SEOUL, South Korea (AP) — North Korea and China resumed freight train service Monday following a five-month...

By Chelsea Carter CNN



The Army psychiatrist defending himself against charges that he killed 13 people in a shooting rampage at Fort Hood, Texas, rested his case Wednesday without calling a single witness.

Maj. Nidal Hasan faces a possible death sentence, if convicted on 13 counts of murder and 32 counts of attempted murder in connection with the November 5, 2009, attack at a deployment processing center for soldiers heading to Afghanistan and Iraq.

The judge granted a prosecution request to recess the jury for the rest of the day so it can deal with the jury instructions and the reading of the charges.

Closing statements are expected to begin at 9 a.m. (10 a.m. ET) Thursday, with Hasan set to make a statement to the military jury of 13 officers who will decide his fate.

After the closing statements, the case will be handed to the jury.

If the jury finds Hasan guilty, the judge will then convene the sentencing phase of the court-martial -- essentially a mini-trial -- where a jury will determine whether Hasan should be put to death.

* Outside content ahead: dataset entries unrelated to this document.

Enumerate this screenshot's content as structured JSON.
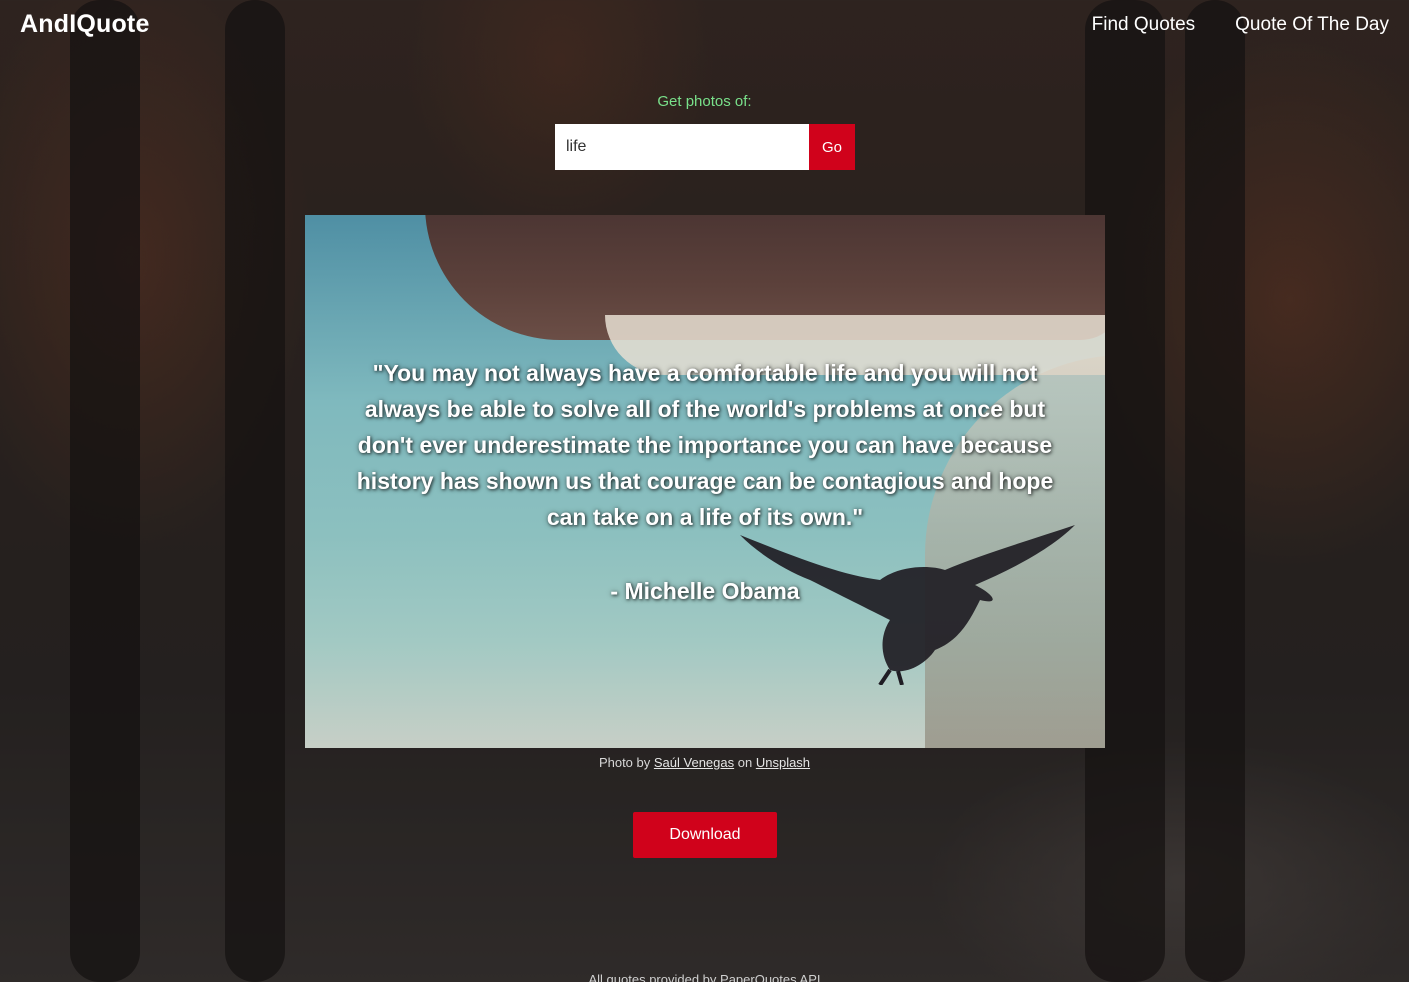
{
  "header": {
    "brand": "AndIQuote",
    "nav": [
      "Find Quotes",
      "Quote Of The Day"
    ]
  },
  "search": {
    "label": "Get photos of:",
    "value": "life",
    "go_label": "Go"
  },
  "quote": {
    "text": "\"You may not always have a comfortable life and you will not always be able to solve all of the world's problems at once but don't ever underestimate the importance you can have because history has shown us that courage can be contagious and hope can take on a life of its own.\"",
    "author": "- Michelle Obama"
  },
  "credit": {
    "prefix": "Photo by",
    "photographer": "Saúl Venegas",
    "middle": "on",
    "site": "Unsplash"
  },
  "download_label": "Download",
  "footer": {
    "text": "All quotes provided by PaperQuotes API"
  },
  "colors": {
    "accent": "#d0021b",
    "label_green": "#79e08a"
  }
}
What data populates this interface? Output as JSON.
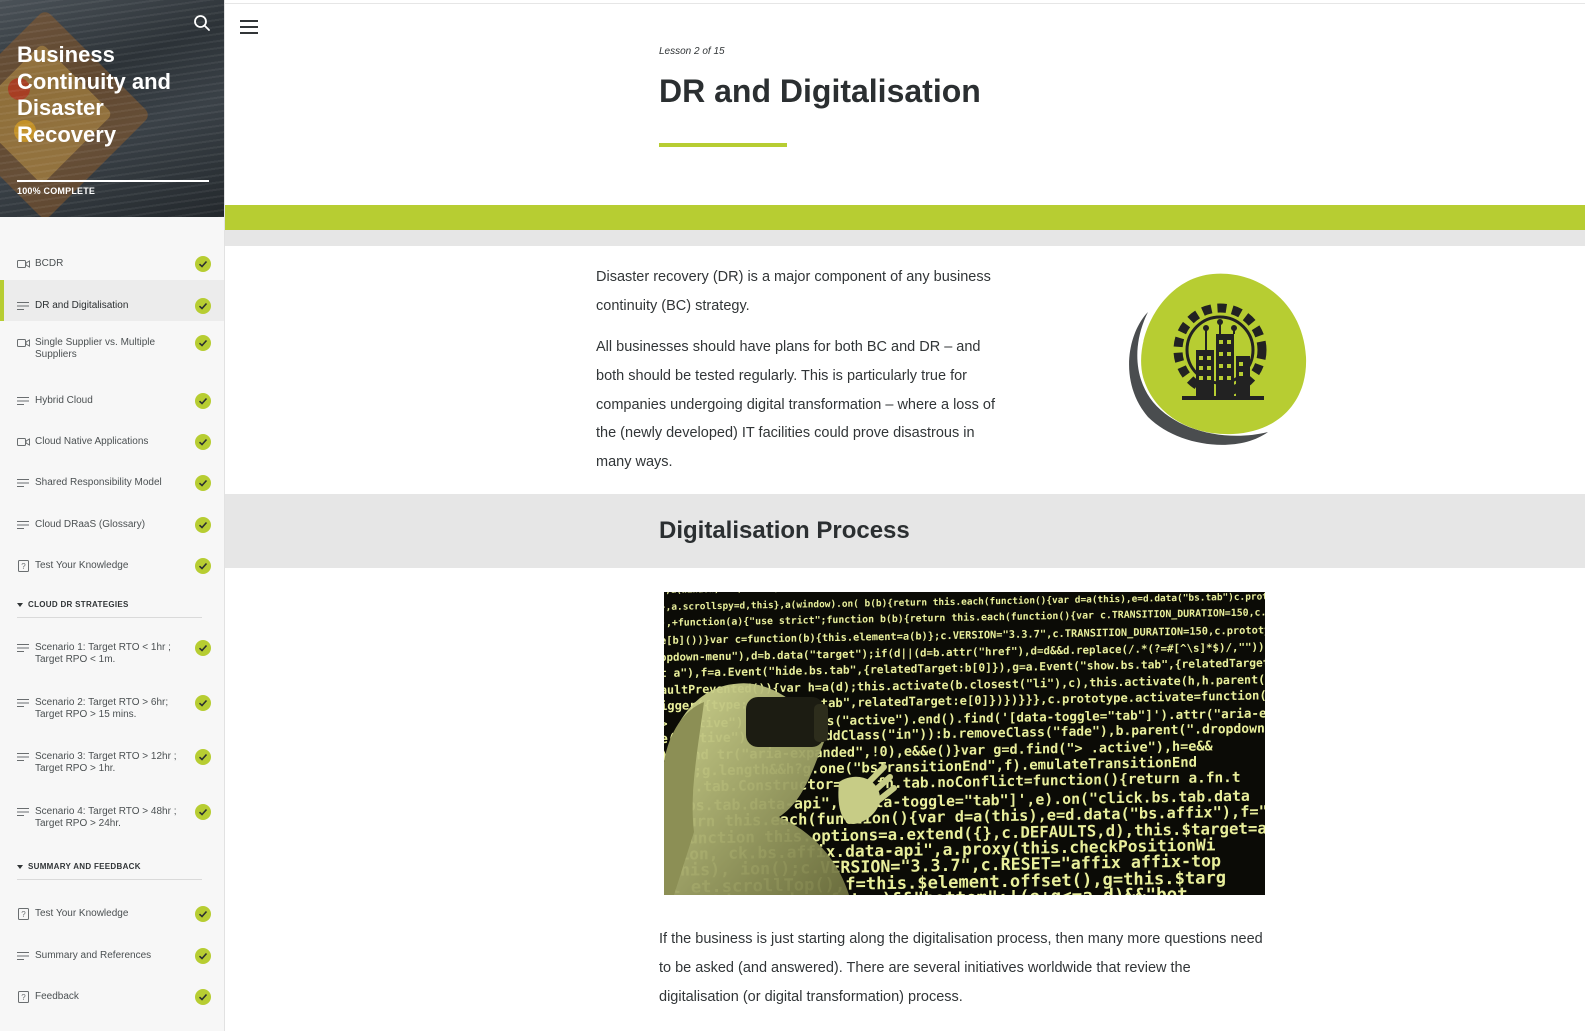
{
  "sidebar": {
    "course_title": "Business Continuity and Disaster Recovery",
    "progress_text": "100% COMPLETE",
    "progress_fraction": 1.0,
    "search_icon": "search-icon",
    "items": [
      {
        "label": "BCDR",
        "icon": "video-icon",
        "completed": true
      },
      {
        "label": "DR and Digitalisation",
        "icon": "text-lines-icon",
        "completed": true,
        "active": true
      },
      {
        "label": "Single Supplier vs. Multiple Suppliers",
        "icon": "video-icon",
        "completed": true
      },
      {
        "label": "Hybrid Cloud",
        "icon": "text-lines-icon",
        "completed": true
      },
      {
        "label": "Cloud Native Applications",
        "icon": "video-icon",
        "completed": true
      },
      {
        "label": "Shared Responsibility Model",
        "icon": "text-lines-icon",
        "completed": true
      },
      {
        "label": "Cloud DRaaS (Glossary)",
        "icon": "text-lines-icon",
        "completed": true
      },
      {
        "label": "Test Your Knowledge",
        "icon": "quiz-icon",
        "completed": true
      }
    ],
    "sections": [
      {
        "title": "CLOUD DR STRATEGIES",
        "items": [
          {
            "label": "Scenario 1: Target RTO < 1hr ; Target RPO < 1m.",
            "icon": "text-lines-icon",
            "completed": true
          },
          {
            "label": "Scenario 2: Target RTO > 6hr; Target RPO > 15 mins.",
            "icon": "text-lines-icon",
            "completed": true
          },
          {
            "label": "Scenario 3: Target RTO > 12hr ; Target RPO > 1hr.",
            "icon": "text-lines-icon",
            "completed": true
          },
          {
            "label": "Scenario 4: Target RTO > 48hr ; Target RPO > 24hr.",
            "icon": "text-lines-icon",
            "completed": true
          }
        ]
      },
      {
        "title": "SUMMARY AND FEEDBACK",
        "items": [
          {
            "label": "Test Your Knowledge",
            "icon": "quiz-icon",
            "completed": true
          },
          {
            "label": "Summary and References",
            "icon": "text-lines-icon",
            "completed": true
          },
          {
            "label": "Feedback",
            "icon": "quiz-icon",
            "completed": true
          }
        ]
      }
    ]
  },
  "lesson": {
    "count": "Lesson 2 of 15",
    "title": "DR and Digitalisation",
    "paragraphs": [
      "Disaster recovery (DR) is a major component of any business continuity (BC) strategy.",
      "All businesses should have plans for both BC and DR – and both should be tested regularly. This is particularly true for companies undergoing digital transformation – where a loss of the (newly developed) IT facilities could prove disastrous in many ways."
    ],
    "section_title": "Digitalisation Process",
    "closing_paragraph": "If the business is just starting along the digitalisation process, then many more questions need to be asked (and answered). There are several initiatives worldwide that review the digitalisation (or digital transformation) process."
  },
  "image_code_lines": [
    "},a(window).on( load ,function(){a( [data-spy=\"scroll\"]').each(function(){var b=a(this);c.call(",
    "},a.scrollspy=d,this},a(window).on( b(b){return this.each(function(){var d=a(this),e=d.data(\"bs.tab\")c.prot",
    "),+function(a){\"use strict\";function b(b){return this.each(function(){var c.TRANSITION_DURATION=150,c.prot",
    "e[b]())}var c=function(b){this.element=a(b)};c.VERSION=\"3.3.7\",c.TRANSITION_DURATION=150,c.prototype.show",
    "opdown-menu\"),d=b.data(\"target\");if(d||(d=b.attr(\"href\"),d=d&&d.replace(/.*(?=#[^\\s]*$)/,\"\")),!",
    "t a\"),f=a.Event(\"hide.bs.tab\",{relatedTarget:b[0]}),g=a.Event(\"show.bs.tab\",{relatedTarget:e[0]",
    "aultPrevented()){var h=a(d);this.activate(b.closest(\"li\"),c),this.activate(h,h.parent(),function",
    "igger({type:\"shown.bs.tab\",relatedTarget:e[0]})})}}},c.prototype.activate=function(b,d,e){func",
    "> .active\").removeClass(\"active\").end().find('[data-toggle=\"tab\"]').attr(\"aria-expanded\",!1),",
    "e(\"active\"),width,b.addClass(\"in\")):b.removeClass(\"fade\"),b.parent(\".dropdown-menu\")",
    ").find   tr(\"aria-expanded\",!0),e&&e()}var g=d.find(\"> .active\"),h=e&&",
    "  )||    ;g.length&&h?g.one(\"bsTransitionEnd\",f).emulateTransitionEnd",
    "       a.fn.tab.Constructor=c,a.fn.tab.noConflict=function(){return a.fn.t",
    "       ck.bs.tab.data-api\",'[data-toggle=\"tab\"]',e).on(\"click.bs.tab.data",
    "       return this.each(function(){var d=a(this),e=d.data(\"bs.affix\"),f=\"obj",
    "       c=function   this.options=a.extend({},c.DEFAULTS,d),this.$target=a",
    "       ition,       ck.bs.affix.data-api\",a.proxy(this.checkPositionWi",
    "       ,this),      ion();c.VERSION=\"3.3.7\",c.RESET=\"affix affix-top",
    "       ll           et.scrollTop(),f=this.$element.offset(),g=this.$targ",
    "                    !(e+this.unpin<=f.top)&&\"bottom\":!(e+g<=a-d)&&\"bot"
  ]
}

During the sentencing phase, the prosecution and the defense can call witnesses, meaning Hasan can also take the stand to testify.

Witnesses paint a horrific picture

Military prosecutors called 89 witnesses and submitted more than 700 pieces of evidence before resting their case, hoping to show that the American-born Muslim had undergone what they described as a progressive radicalization.

They have argued to the jury that Hasan, who was scheduled to deploy to Afghanistan, did not want to fight against other Muslims and believed he had a jihad duty to kill as many soldiers as possible.

Over the course of 11 days, prosecution witnesses painted a horrific picture of the shooting rampage that began inside the deployment center, with a number recounting how the gunman rose from a chair, shouted "Allahu Akbar" -- Arabic for "God is the greatest" -- and fired more than 146 rounds in the room.

Prosecution witnesses called Tuesday described the final minutes of the attack, and a police shootout that ended with the gunman shooting a police officer before he was shot. Hasan was paralyzed for the chest down.

The final witness called by the prosecution, Dr. Tonya Kozminski, testified about what Hasan told her would happen to the Army if he were deployed.

"The last thing he said ... 'They will pay," Kozminski said.

"I was the shooter"

There is no question about whether Hasan carried out the shooting rampage, as he took credit for it at the outset of the trial, telling the military jury of 13 officers during opening statements that the evidence will show "I was the shooter."

The judge, Col. Tara Osborn, refused to allow Hasan to argue "defense of others," a claim that he carried out the shootings to protect the Afghan Taliban and its leaders from U.S. soldiers.

The judge barred Hasan from pleading guilty at the start of the court-martial. Under military law, defendants cannot enter guilty pleas in capital punishment cases.

But in recent weeks, he has leaked documents through his civilian attorney to The New York Times and Fox News that appear to offer a glimpse of Hasan's purported justification for carrying out the attack.

Among the documents was a mental health evaluation conducted by a military panel to determine whether Hasan was fit to stand trial.

"I don't think what I did was wrong because it was for the greater cause of helping my Muslim brothers," he told the panel, according to pages of the report published by The New York Times.

Hasan's defense strategy

Witness after witness pointed to the wheelchair-bound Hasan, identifying him as the gunman.

Throughout most of the testimony, Hasan has sat impassively and declined to question or challenge witness statements.

Much has been made of Hasan's defense or, as his stand-by attorneys have said, the lack of it. The judge declined a request by Hasan's attorneys to drop out of the case. The attorneys argued that Hasan was helping the prosecution put him to death.

There may be something to that claim.

In the mental health evaluation that Hasan released to The Times, he told the military panel: "I'm paraplegic and could be in jail for the rest of my life. However, if I died by lethal injection I would still be a martyr."

Photo Gallery

Photos and slide shows of local events